(Records from a collection)

------------------------------------

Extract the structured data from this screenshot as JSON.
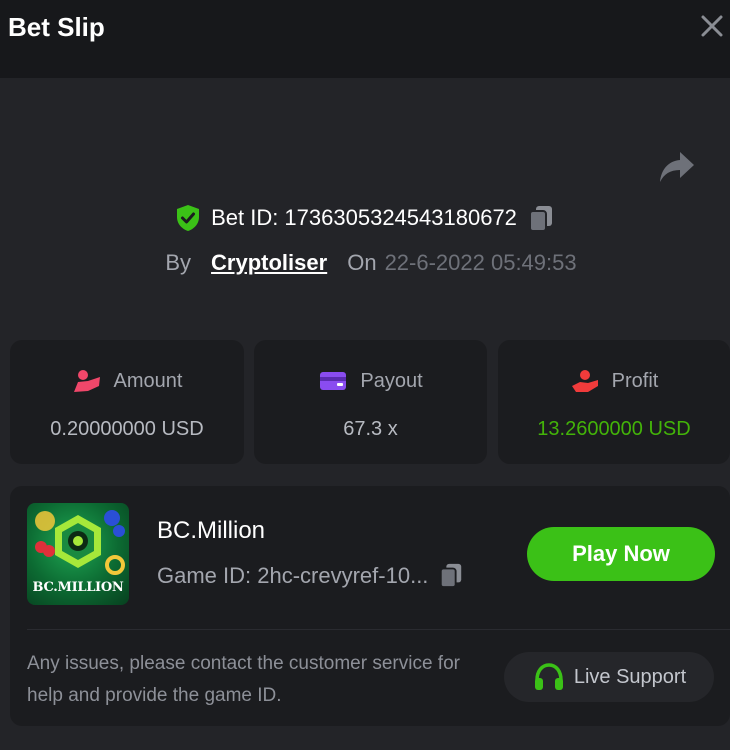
{
  "header": {
    "title": "Bet Slip",
    "close_icon": "close-icon"
  },
  "bet": {
    "id_text": "Bet ID: 1736305324543180672",
    "by_label": "By",
    "user": "Cryptoliser",
    "on_label": "On",
    "date": "22-6-2022 05:49:53"
  },
  "stats": {
    "amount": {
      "label": "Amount",
      "value": "0.20000000 USD",
      "icon": "coin-hand-icon",
      "color": "#f0476a"
    },
    "payout": {
      "label": "Payout",
      "value": "67.3 x",
      "icon": "wallet-card-icon",
      "color": "#8a4cf0"
    },
    "profit": {
      "label": "Profit",
      "value": "13.2600000 USD",
      "icon": "profit-hand-icon",
      "color": "#f03b3b",
      "value_color": "#43b309"
    }
  },
  "game": {
    "title": "BC.Million",
    "game_id": "Game ID: 2hc-crevyref-10...",
    "thumbnail_logo": "BC.MILLION",
    "play_label": "Play Now"
  },
  "help": {
    "text": "Any issues, please contact the customer service for help and provide the game ID.",
    "support_label": "Live Support"
  },
  "colors": {
    "accent_green": "#3bc117",
    "background": "#232428",
    "card": "#1b1c1f"
  }
}
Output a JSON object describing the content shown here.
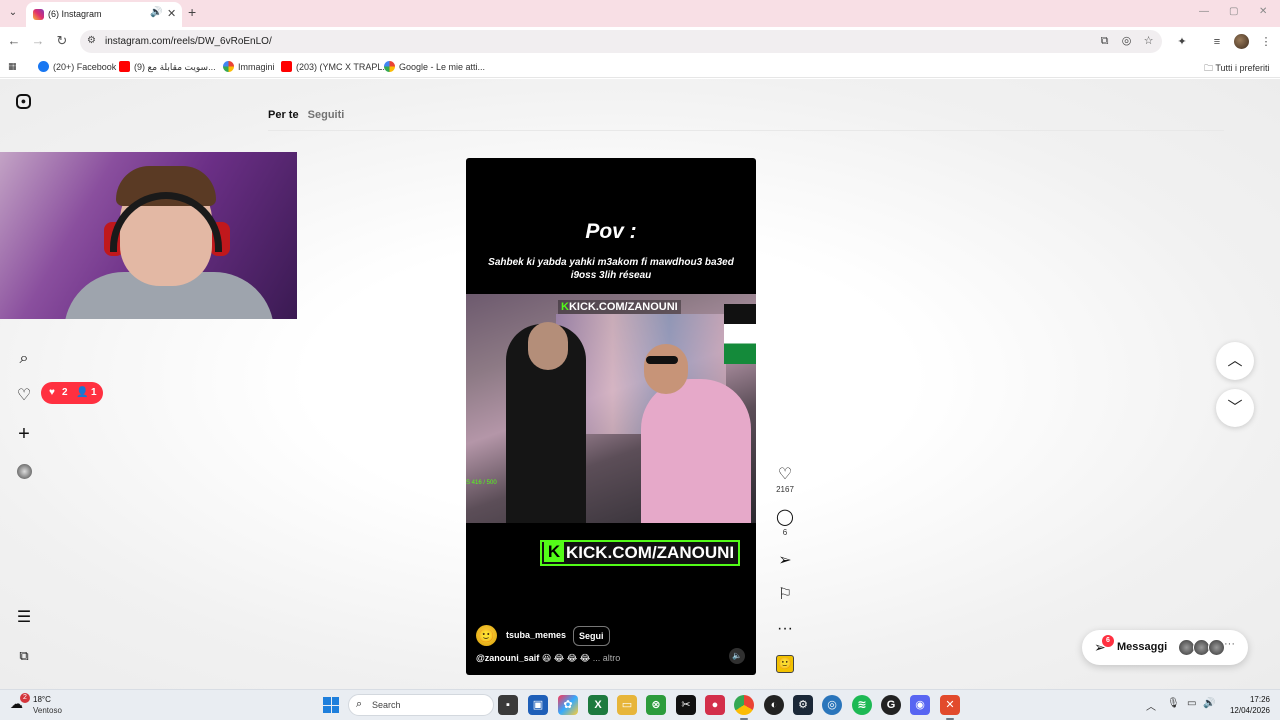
{
  "browser": {
    "tab_title": "(6) Instagram",
    "url": "instagram.com/reels/DW_6vRoEnLO/",
    "bookmarks": [
      "(20+) Facebook",
      "(9) سويت مقابلة مع...",
      "Immagini",
      "(203) (YMC X TRAPL...",
      "Google - Le mie atti..."
    ],
    "all_bookmarks": "Tutti i preferiti"
  },
  "instagram": {
    "feed_tabs": [
      "Per te",
      "Seguiti"
    ],
    "notif_likes": "2",
    "notif_followers": "1",
    "reel": {
      "title": "Pov :",
      "caption": "Sahbek ki yabda yahki m3akom fi mawdhou3 ba3ed i9oss 3lih réseau",
      "kick_top": "KICK.COM/ZANOUNI",
      "kick_bottom": "KICK.COM/ZANOUNI",
      "sub_count": "S 416 / 500",
      "username": "tsuba_memes",
      "follow_label": "Segui",
      "description_user": "@zanouni_saif",
      "description_emojis": "😆 😂 😂 😂",
      "description_more": "... altro"
    },
    "actions": {
      "likes": "2167",
      "comments": "6"
    },
    "messages": {
      "label": "Messaggi",
      "badge": "6"
    }
  },
  "taskbar": {
    "temperature": "18°C",
    "condition": "Ventoso",
    "weather_badge": "2",
    "search_placeholder": "Search",
    "time": "17:26",
    "date": "12/04/2026"
  }
}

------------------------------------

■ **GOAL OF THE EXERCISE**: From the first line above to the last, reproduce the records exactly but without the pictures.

■ **YOUR SOLUTION**:
Extract the structured data from this screenshot as JSON.
{
  "header": {
    "title": "Bet Slip",
    "close_icon": "close-icon"
  },
  "bet": {
    "id_text": "Bet ID: 1736305324543180672",
    "by_label": "By",
    "user": "Cryptoliser",
    "on_label": "On",
    "date": "22-6-2022 05:49:53"
  },
  "stats": {
    "amount": {
      "label": "Amount",
      "value": "0.20000000 USD",
      "icon": "coin-hand-icon",
      "color": "#f0476a"
    },
    "payout": {
      "label": "Payout",
      "value": "67.3 x",
      "icon": "wallet-card-icon",
      "color": "#8a4cf0"
    },
    "profit": {
      "label": "Profit",
      "value": "13.2600000 USD",
      "icon": "profit-hand-icon",
      "color": "#f03b3b",
      "value_color": "#43b309"
    }
  },
  "game": {
    "title": "BC.Million",
    "game_id": "Game ID: 2hc-crevyref-10...",
    "thumbnail_logo": "BC.MILLION",
    "play_label": "Play Now"
  },
  "help": {
    "text": "Any issues, please contact the customer service for help and provide the game ID.",
    "support_label": "Live Support"
  },
  "colors": {
    "accent_green": "#3bc117",
    "background": "#232428",
    "card": "#1b1c1f"
  }
}
Output a JSON object describing the content shown here.
{
  "browser": {
    "tab_title": "(6) Instagram",
    "url": "instagram.com/reels/DW_6vRoEnLO/",
    "bookmarks": [
      "(20+) Facebook",
      "(9) سويت مقابلة مع...",
      "Immagini",
      "(203) (YMC X TRAPL...",
      "Google - Le mie atti..."
    ],
    "all_bookmarks": "Tutti i preferiti"
  },
  "instagram": {
    "feed_tabs": [
      "Per te",
      "Seguiti"
    ],
    "notif_likes": "2",
    "notif_followers": "1",
    "reel": {
      "title": "Pov :",
      "caption": "Sahbek ki yabda yahki m3akom fi mawdhou3 ba3ed i9oss 3lih réseau",
      "kick_top": "KICK.COM/ZANOUNI",
      "kick_bottom": "KICK.COM/ZANOUNI",
      "sub_count": "S 416 / 500",
      "username": "tsuba_memes",
      "follow_label": "Segui",
      "description_user": "@zanouni_saif",
      "description_emojis": "😆 😂 😂 😂",
      "description_more": "... altro"
    },
    "actions": {
      "likes": "2167",
      "comments": "6"
    },
    "messages": {
      "label": "Messaggi",
      "badge": "6"
    }
  },
  "taskbar": {
    "temperature": "18°C",
    "condition": "Ventoso",
    "weather_badge": "2",
    "search_placeholder": "Search",
    "time": "17:26",
    "date": "12/04/2026"
  }
}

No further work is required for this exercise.